  • Varicella-zoster virus
  • Enterovirus
  • Herpes simplex virus type 1
  • Herpes simplex virus type 2
  • Mumps virus
  • HIV

3. Protozoas

  • Primary amoebic meningoencephalitis, e.g., Naegleria fowleri, Balamuthia mandrillaris, Sappinia diploidea
  • Trypanosoma brucei
  • Toxoplasma gondii (sporozoa)

Prognosis[edit | edit source]

As the disease is a combination of two very serious neurological conditions, it is linked with severe morbidity and high mortality rate.

Clinical Presentation[edit | edit source]

Patients present with symptoms of both meningitis and encephalitis.

Diagnosis[edit | edit source]

Meningoencephalitis can be dignosed through any of the following like meningitis and encephalitis;

  • Magnetic Resonance Imaging (MRI)
  • Electroencephalography (EEG)
  • Lumbar puncture (spinal tap)
  • Urine analysis
  • Blood test

Management / Intervention[edit | edit source]

Intervention is generally symptomatic and may include various management strategies of meningitis and encephaliti depending on which symptoms are expressed as related to both medical and Physiotherapy managements.

References[edit | edit source]

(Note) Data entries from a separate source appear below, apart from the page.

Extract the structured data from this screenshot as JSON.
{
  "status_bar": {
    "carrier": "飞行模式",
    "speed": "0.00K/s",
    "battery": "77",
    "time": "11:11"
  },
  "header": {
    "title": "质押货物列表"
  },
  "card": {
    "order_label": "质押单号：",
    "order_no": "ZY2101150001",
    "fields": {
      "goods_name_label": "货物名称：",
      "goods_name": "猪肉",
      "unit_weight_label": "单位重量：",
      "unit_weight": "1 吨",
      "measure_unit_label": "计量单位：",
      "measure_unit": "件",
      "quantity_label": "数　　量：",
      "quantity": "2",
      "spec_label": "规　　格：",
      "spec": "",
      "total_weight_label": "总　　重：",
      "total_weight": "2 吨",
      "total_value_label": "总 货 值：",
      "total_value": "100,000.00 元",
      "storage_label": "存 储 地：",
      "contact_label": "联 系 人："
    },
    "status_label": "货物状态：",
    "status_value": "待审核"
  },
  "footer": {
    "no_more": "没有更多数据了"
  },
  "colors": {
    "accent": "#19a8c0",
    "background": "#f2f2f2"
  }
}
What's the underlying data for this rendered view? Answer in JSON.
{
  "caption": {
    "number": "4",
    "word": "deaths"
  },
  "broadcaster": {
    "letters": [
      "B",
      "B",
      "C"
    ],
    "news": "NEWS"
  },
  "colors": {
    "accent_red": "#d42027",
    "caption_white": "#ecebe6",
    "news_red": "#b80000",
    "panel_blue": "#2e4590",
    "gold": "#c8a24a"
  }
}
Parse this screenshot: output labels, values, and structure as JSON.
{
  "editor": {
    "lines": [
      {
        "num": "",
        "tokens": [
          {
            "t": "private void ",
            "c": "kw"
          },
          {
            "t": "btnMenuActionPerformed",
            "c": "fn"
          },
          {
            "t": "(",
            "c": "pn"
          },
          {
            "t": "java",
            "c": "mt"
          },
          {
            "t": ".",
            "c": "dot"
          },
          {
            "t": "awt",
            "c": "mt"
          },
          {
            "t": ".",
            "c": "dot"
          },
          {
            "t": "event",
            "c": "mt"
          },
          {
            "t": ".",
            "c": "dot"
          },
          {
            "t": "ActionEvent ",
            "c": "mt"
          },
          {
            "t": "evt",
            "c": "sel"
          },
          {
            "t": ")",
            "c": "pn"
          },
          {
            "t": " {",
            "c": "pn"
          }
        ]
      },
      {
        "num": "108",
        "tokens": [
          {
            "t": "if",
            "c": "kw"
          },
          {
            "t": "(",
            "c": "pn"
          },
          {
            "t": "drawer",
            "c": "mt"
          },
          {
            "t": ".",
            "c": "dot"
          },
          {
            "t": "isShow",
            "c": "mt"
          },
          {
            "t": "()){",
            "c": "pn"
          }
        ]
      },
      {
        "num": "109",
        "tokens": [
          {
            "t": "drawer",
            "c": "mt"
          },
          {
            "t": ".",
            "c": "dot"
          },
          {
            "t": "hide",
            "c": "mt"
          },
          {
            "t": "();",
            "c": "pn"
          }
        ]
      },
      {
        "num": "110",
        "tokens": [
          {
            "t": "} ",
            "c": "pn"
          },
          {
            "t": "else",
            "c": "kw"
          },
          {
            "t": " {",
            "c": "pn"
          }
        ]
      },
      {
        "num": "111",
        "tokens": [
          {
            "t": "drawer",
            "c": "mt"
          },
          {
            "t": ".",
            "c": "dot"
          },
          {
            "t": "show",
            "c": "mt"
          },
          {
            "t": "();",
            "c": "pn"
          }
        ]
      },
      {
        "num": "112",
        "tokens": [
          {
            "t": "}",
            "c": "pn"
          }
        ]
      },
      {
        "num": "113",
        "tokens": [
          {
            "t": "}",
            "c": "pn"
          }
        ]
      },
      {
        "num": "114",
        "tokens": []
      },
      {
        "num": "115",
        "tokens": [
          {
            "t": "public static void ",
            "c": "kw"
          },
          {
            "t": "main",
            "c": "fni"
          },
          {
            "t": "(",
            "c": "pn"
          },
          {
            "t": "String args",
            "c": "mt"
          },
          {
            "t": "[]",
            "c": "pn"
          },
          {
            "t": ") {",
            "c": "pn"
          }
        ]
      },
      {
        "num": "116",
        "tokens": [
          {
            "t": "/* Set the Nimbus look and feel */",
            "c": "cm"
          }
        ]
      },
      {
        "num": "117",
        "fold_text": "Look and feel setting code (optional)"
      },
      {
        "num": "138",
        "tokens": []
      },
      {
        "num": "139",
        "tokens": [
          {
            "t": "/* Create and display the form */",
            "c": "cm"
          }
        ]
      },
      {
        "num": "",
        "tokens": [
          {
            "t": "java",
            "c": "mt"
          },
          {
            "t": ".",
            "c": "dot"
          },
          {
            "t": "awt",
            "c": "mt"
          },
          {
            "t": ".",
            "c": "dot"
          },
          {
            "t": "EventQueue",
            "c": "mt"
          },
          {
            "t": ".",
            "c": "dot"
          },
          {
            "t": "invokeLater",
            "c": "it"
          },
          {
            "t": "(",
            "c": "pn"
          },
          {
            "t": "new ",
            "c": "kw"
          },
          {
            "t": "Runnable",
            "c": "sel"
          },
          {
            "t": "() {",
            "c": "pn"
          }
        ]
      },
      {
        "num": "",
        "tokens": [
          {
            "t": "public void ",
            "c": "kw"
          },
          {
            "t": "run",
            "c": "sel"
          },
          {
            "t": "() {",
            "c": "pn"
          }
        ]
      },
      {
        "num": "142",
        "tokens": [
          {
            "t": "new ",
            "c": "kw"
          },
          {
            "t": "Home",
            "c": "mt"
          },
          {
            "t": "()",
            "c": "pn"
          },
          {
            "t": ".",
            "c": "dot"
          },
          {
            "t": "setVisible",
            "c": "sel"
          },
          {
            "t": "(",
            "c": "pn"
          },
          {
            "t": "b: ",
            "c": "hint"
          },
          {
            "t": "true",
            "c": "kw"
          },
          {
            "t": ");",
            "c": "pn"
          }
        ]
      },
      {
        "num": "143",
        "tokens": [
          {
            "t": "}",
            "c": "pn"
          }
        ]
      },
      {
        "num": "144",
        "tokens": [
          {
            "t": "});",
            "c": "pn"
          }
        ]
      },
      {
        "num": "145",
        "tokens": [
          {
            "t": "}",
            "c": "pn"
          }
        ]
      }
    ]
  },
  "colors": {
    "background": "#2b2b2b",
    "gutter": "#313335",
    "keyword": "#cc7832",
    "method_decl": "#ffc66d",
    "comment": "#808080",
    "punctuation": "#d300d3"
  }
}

  1. Orgogozo JM, Gilman S, Dartigues JF, et al. Subacute meningoencephalitis in a subset of patients with AD after Aß42 immunization. Journal of Neurology. 2003; 61 (1): 46–54.
  2. Newton PJ, Newsholme W, Brink NS, Manji H, Williams IG, Miller RF. Acute meningoencephalitis and meningitis due to primary HIV infection. British Medical Journal (Clinical research ed.). 2002;325 (7374): 1225–7.
  3. Del Saz SV, Sued O Falcó V, Agüero F Crespo M, Pumarola T, Curran A, Gatell JM.  Acute meningoencephalitis due to human immunodeficiency virus type 1 infection in 13 patients: clinical description and follow-up. Journal of neurovirology. 2008;14 (6): 474–9.